Banana Gun has an odd tale of how the band ended up in Phoenix. As bass player Ross Troost tells it, he and drummer Ian Breslin and guitarist Nick Dehaan were on a West Coast tour nearly a decade ago in their old band, Fat Rabbit, when they swung through the Valley.
Courtesy Photo Banana Gun is scheduled to perform tonight at The Sail Inn.
"Phoenix was our last stop," Troost says, "We had a sponsorship with a hotel and the general manager let us stay a few weeks, and that turned into, what, like eight or nine years now? So we've been here ever since."
It's a unique tale that goes along with Banana Gun's unique recording style, which it utilized during the creation of the band's two most recent albums, including the latest LP, Love Instinct.
Troost says the band's recording process on both albums was different from that of most other bands.
"We did it live, no tracking. We did everything all at once, everyone in the room at the same time. We recorded it all to a DAP and ran it back through the board in the mixing process. You don't lose any music quality that way," he says. "When you go through [mixing software] Pro Tools, it creates another process that the computer has to calculate. We went more old school, and it's a way not many people do. My best advice is listen to it loud."
Banana Gun's sound is an amalgam of several '60s and '70s classic rock acts, with just a hint of country music. And though the band has released several CDs, including three in as many years, Love Instinct (which will be released on Saturday night at The Sail Inn) is a departure.

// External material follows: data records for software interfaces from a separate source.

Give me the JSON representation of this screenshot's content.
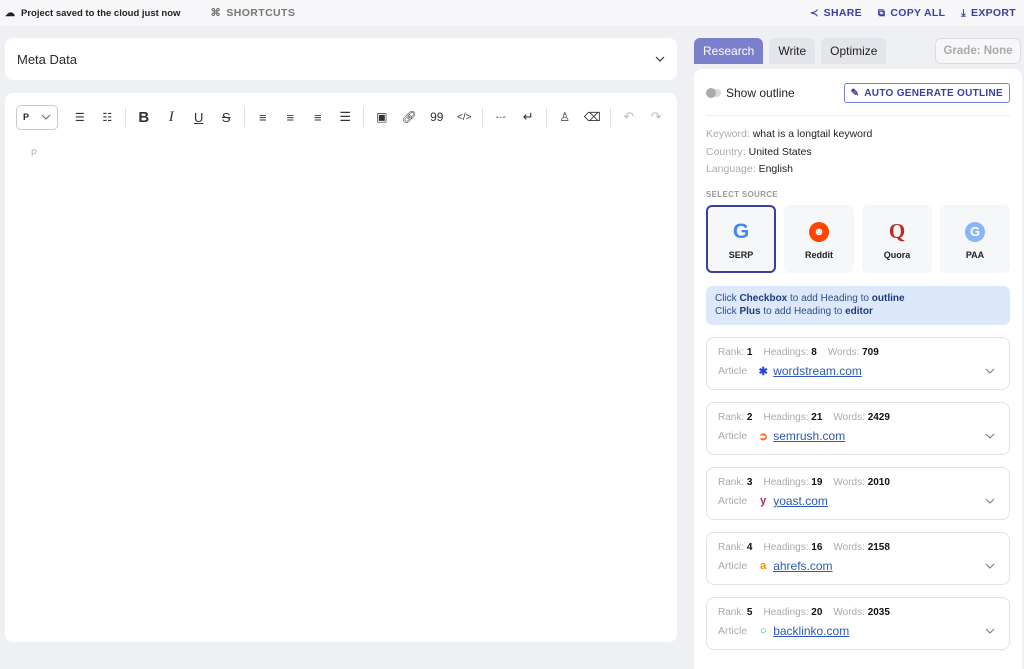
{
  "topbar": {
    "save_status": "Project saved to the cloud just now",
    "shortcuts_label": "SHORTCUTS",
    "actions": [
      {
        "label": "SHARE",
        "icon": "share-icon"
      },
      {
        "label": "COPY ALL",
        "icon": "copy-icon"
      },
      {
        "label": "EXPORT",
        "icon": "download-icon"
      }
    ]
  },
  "meta": {
    "title": "Meta Data"
  },
  "editor": {
    "block_type": "P",
    "placeholder": "P",
    "toolbar": [
      "bullet-list",
      "numbered-list",
      "bold",
      "italic",
      "underline",
      "strikethrough",
      "align-left",
      "align-center",
      "align-right",
      "justify",
      "image",
      "link",
      "quote",
      "code",
      "horizontal-rule",
      "line-break",
      "format-paint",
      "clear-format",
      "undo",
      "redo"
    ]
  },
  "tabs": [
    {
      "label": "Research",
      "active": true
    },
    {
      "label": "Write",
      "active": false
    },
    {
      "label": "Optimize",
      "active": false
    }
  ],
  "grade": "Grade: None",
  "research": {
    "show_outline_label": "Show outline",
    "auto_generate_label": "AUTO GENERATE OUTLINE",
    "keyword_label": "Keyword:",
    "keyword": "what is a longtail keyword",
    "country_label": "Country:",
    "country": "United States",
    "language_label": "Language:",
    "language": "English",
    "select_source_label": "SELECT SOURCE",
    "sources": [
      {
        "label": "SERP",
        "active": true
      },
      {
        "label": "Reddit",
        "active": false
      },
      {
        "label": "Quora",
        "active": false
      },
      {
        "label": "PAA",
        "active": false
      }
    ],
    "hint": {
      "line1_a": "Click ",
      "line1_b": "Checkbox",
      "line1_c": " to add Heading to ",
      "line1_d": "outline",
      "line2_a": "Click ",
      "line2_b": "Plus",
      "line2_c": " to add Heading to ",
      "line2_d": "editor"
    },
    "rank_label": "Rank:",
    "headings_label": "Headings:",
    "words_label": "Words:",
    "type_label": "Article",
    "results": [
      {
        "rank": "1",
        "headings": "8",
        "words": "709",
        "domain": "wordstream.com",
        "fav": "✱",
        "fav_color": "#2b48d8"
      },
      {
        "rank": "2",
        "headings": "21",
        "words": "2429",
        "domain": "semrush.com",
        "fav": "➲",
        "fav_color": "#ff642d"
      },
      {
        "rank": "3",
        "headings": "19",
        "words": "2010",
        "domain": "yoast.com",
        "fav": "y",
        "fav_color": "#a4286a"
      },
      {
        "rank": "4",
        "headings": "16",
        "words": "2158",
        "domain": "ahrefs.com",
        "fav": "a",
        "fav_color": "#ff8800"
      },
      {
        "rank": "5",
        "headings": "20",
        "words": "2035",
        "domain": "backlinko.com",
        "fav": "○",
        "fav_color": "#3aac4e"
      }
    ]
  }
}
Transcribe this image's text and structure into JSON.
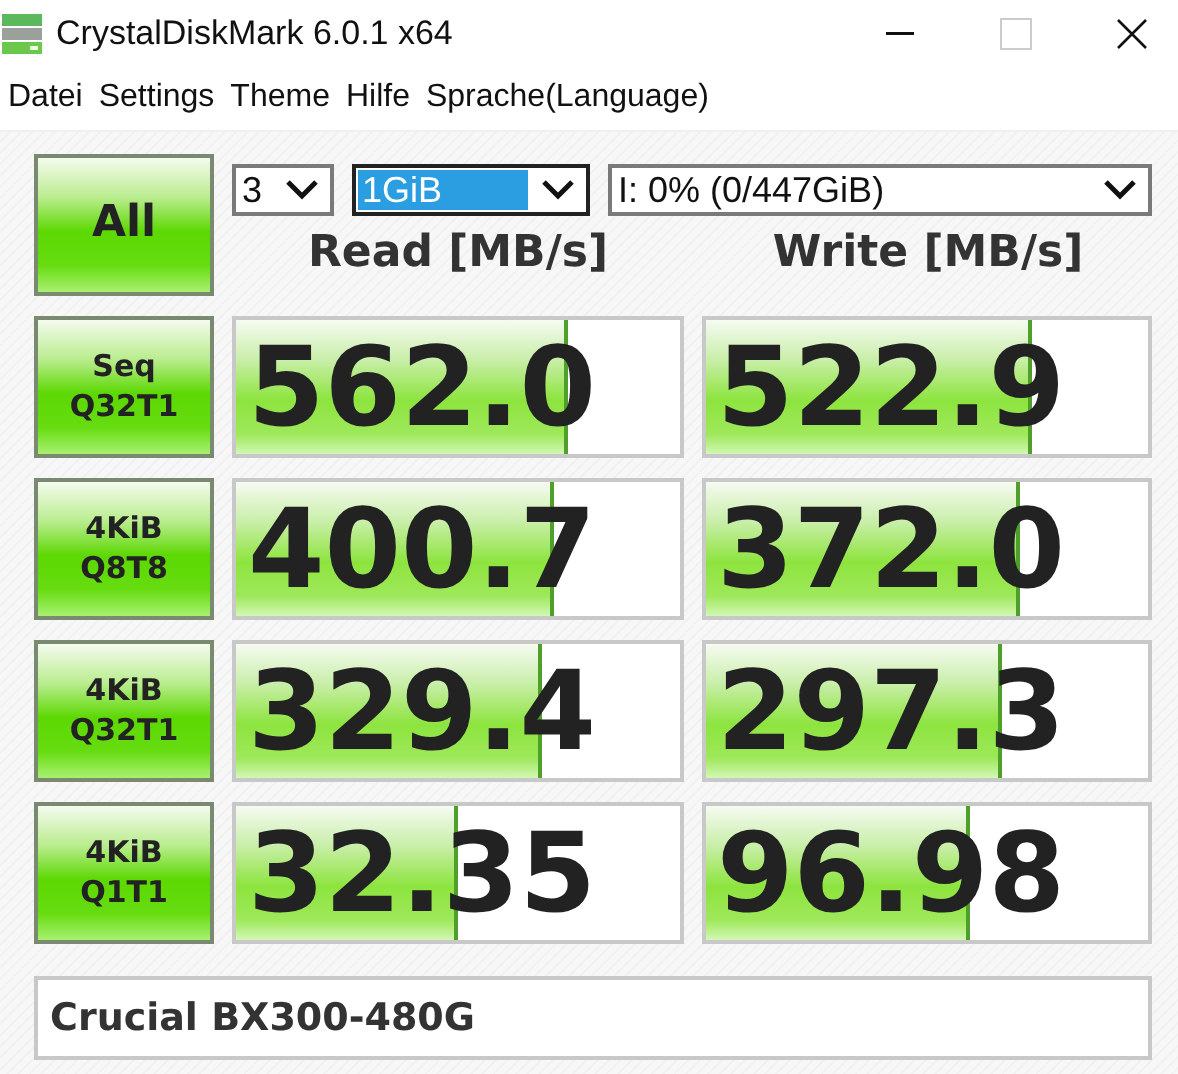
{
  "window": {
    "title": "CrystalDiskMark 6.0.1 x64"
  },
  "menu": [
    "Datei",
    "Settings",
    "Theme",
    "Hilfe",
    "Sprache(Language)"
  ],
  "all_button": "All",
  "settings": [
    {
      "value": "3",
      "focused": false
    },
    {
      "value": "1GiB",
      "focused": true
    },
    {
      "value": "I: 0% (0/447GiB)",
      "focused": false
    }
  ],
  "headers": [
    "Read [MB/s]",
    "Write [MB/s]"
  ],
  "tests": [
    {
      "lines": [
        "Seq",
        "Q32T1"
      ],
      "read": {
        "value": "562.0",
        "level": 0.74
      },
      "write": {
        "value": "522.9",
        "level": 0.73
      }
    },
    {
      "lines": [
        "4KiB",
        "Q8T8"
      ],
      "read": {
        "value": "400.7",
        "level": 0.71
      },
      "write": {
        "value": "372.0",
        "level": 0.7
      }
    },
    {
      "lines": [
        "4KiB",
        "Q32T1"
      ],
      "read": {
        "value": "329.4",
        "level": 0.68
      },
      "write": {
        "value": "297.3",
        "level": 0.66
      }
    },
    {
      "lines": [
        "4KiB",
        "Q1T1"
      ],
      "read": {
        "value": "32.35",
        "level": 0.49
      },
      "write": {
        "value": "96.98",
        "level": 0.59
      }
    }
  ],
  "comment": "Crucial BX300-480G"
}
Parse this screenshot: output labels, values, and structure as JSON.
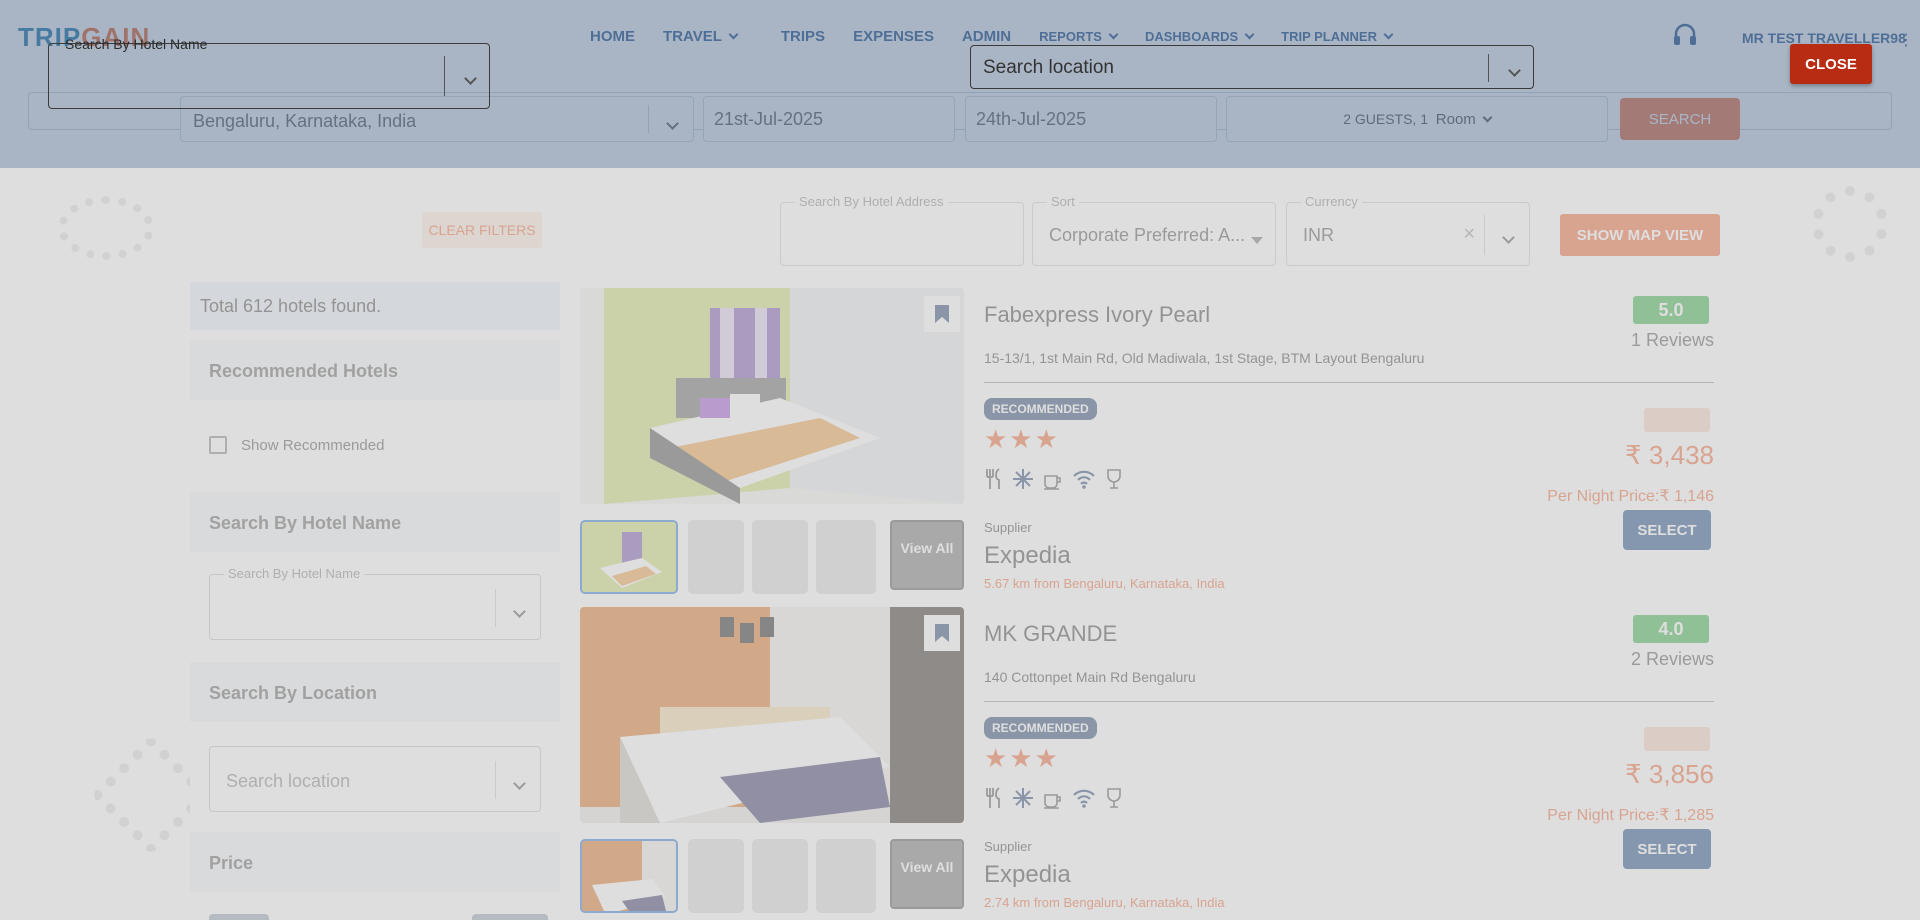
{
  "header": {
    "logo_part1": "TRIP",
    "logo_part2": "GAIN",
    "nav": [
      {
        "label": "HOME"
      },
      {
        "label": "TRAVEL"
      },
      {
        "label": "TRIPS"
      },
      {
        "label": "EXPENSES"
      },
      {
        "label": "ADMIN"
      },
      {
        "label": "REPORTS"
      },
      {
        "label": "DASHBOARDS"
      },
      {
        "label": "TRIP PLANNER"
      }
    ],
    "user_name": "MR TEST TRAVELLER98"
  },
  "search_bar": {
    "location": "Bengaluru, Karnataka, India",
    "check_in": "21st-Jul-2025",
    "check_out": "24th-Jul-2025",
    "guests": "2 GUESTS, 1",
    "room": "Room",
    "search_label": "SEARCH"
  },
  "modal": {
    "hotel_name_label": "Search By Hotel Name",
    "location_placeholder": "Search location",
    "close_label": "CLOSE"
  },
  "sidebar": {
    "clear_filters": "CLEAR FILTERS",
    "total": "Total 612 hotels found.",
    "recommended_heading": "Recommended Hotels",
    "show_recommended": "Show Recommended",
    "hotel_name_heading": "Search By Hotel Name",
    "hotel_name_label": "Search By Hotel Name",
    "location_heading": "Search By Location",
    "location_placeholder": "Search location",
    "price_heading": "Price"
  },
  "filters": {
    "address_label": "Search By Hotel Address",
    "sort_label": "Sort",
    "sort_value": "Corporate Preferred: A...",
    "currency_label": "Currency",
    "currency_value": "INR",
    "map_view": "SHOW MAP VIEW"
  },
  "hotels": [
    {
      "name": "Fabexpress Ivory Pearl",
      "address": "15-13/1, 1st Main Rd, Old Madiwala, 1st Stage, BTM Layout Bengaluru",
      "badge": "RECOMMENDED",
      "stars": "★★★",
      "rating": "5.0",
      "reviews": "1 Reviews",
      "price": "₹ 3,438",
      "per_night": "Per Night Price:₹ 1,146",
      "select": "SELECT",
      "supplier_label": "Supplier",
      "supplier": "Expedia",
      "distance": "5.67 km from Bengaluru, Karnataka, India",
      "view_all": "View All"
    },
    {
      "name": "MK GRANDE",
      "address": "140 Cottonpet Main Rd Bengaluru",
      "badge": "RECOMMENDED",
      "stars": "★★★",
      "rating": "4.0",
      "reviews": "2 Reviews",
      "price": "₹ 3,856",
      "per_night": "Per Night Price:₹ 1,285",
      "select": "SELECT",
      "supplier_label": "Supplier",
      "supplier": "Expedia",
      "distance": "2.74 km from Bengaluru, Karnataka, India",
      "view_all": "View All"
    }
  ],
  "colors": {
    "brand_blue": "#1d4e89",
    "accent_orange": "#f06a3a",
    "close_red": "#b82c13",
    "rating_green": "#3cb44b"
  }
}
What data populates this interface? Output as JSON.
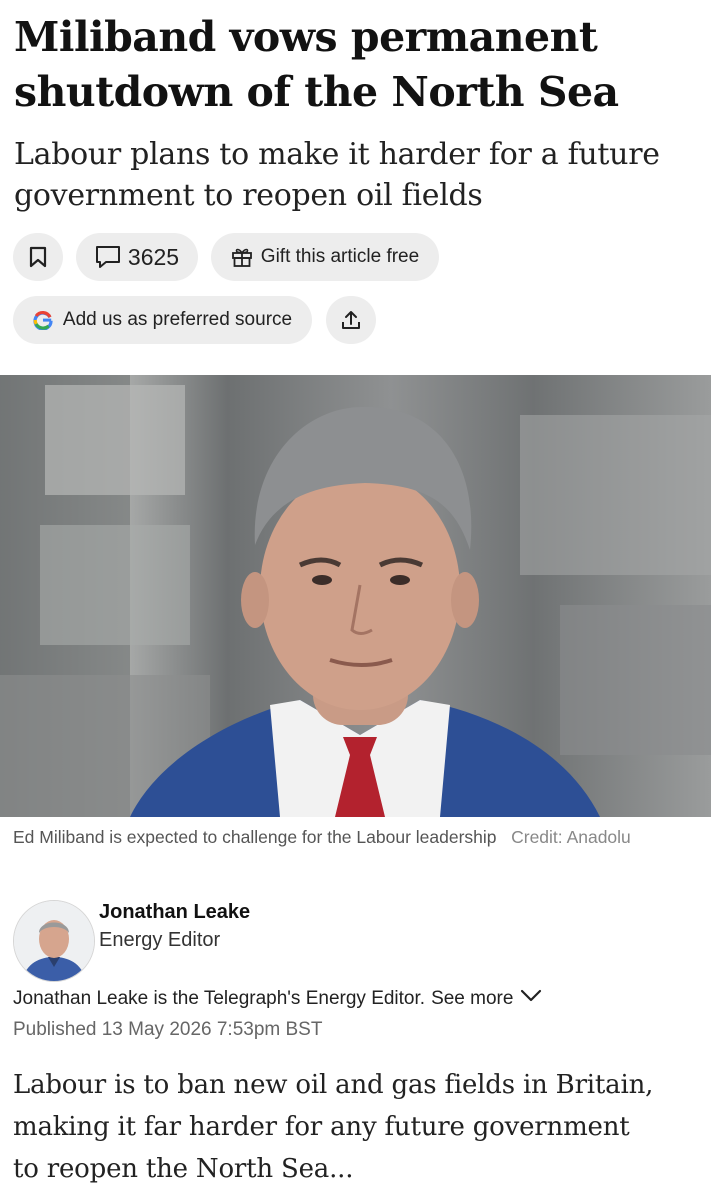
{
  "article": {
    "headline_line1": "Miliband vows permanent",
    "headline_line2": "shutdown of the North Sea",
    "standfirst": "Labour plans to make it harder for a future government to reopen oil fields",
    "actions": {
      "comment_count": "3625",
      "gift_label": "Gift this article free",
      "preferred_source_label": "Add us as preferred source"
    },
    "image": {
      "caption": "Ed Miliband is expected to challenge for the Labour leadership",
      "credit_label": "Credit:",
      "credit_name": "Anadolu"
    },
    "author": {
      "name": "Jonathan Leake",
      "role": "Energy Editor",
      "bio": "Jonathan Leake is the Telegraph's Energy Editor.",
      "see_more": "See more"
    },
    "published": "Published 13 May 2026 7:53pm BST",
    "body_line1": "Labour is to ban new oil and gas fields in Britain,",
    "body_line2": "making it far harder for any future government",
    "body_line3": "to reopen the North Sea..."
  },
  "icons": [
    "bookmark-icon",
    "comment-icon",
    "gift-icon",
    "google-icon",
    "share-icon",
    "chevron-down-icon"
  ],
  "colors": {
    "pill_bg": "#ededed",
    "jacket_blue": "#2d4f95",
    "tie_red": "#b3222e"
  }
}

"This one is a little heavier and a little darker. Maybe it's still got the funky rock that people are used to us doing, but it's definitely got more of the rock 'n' roll aspect than the funky," Troost says.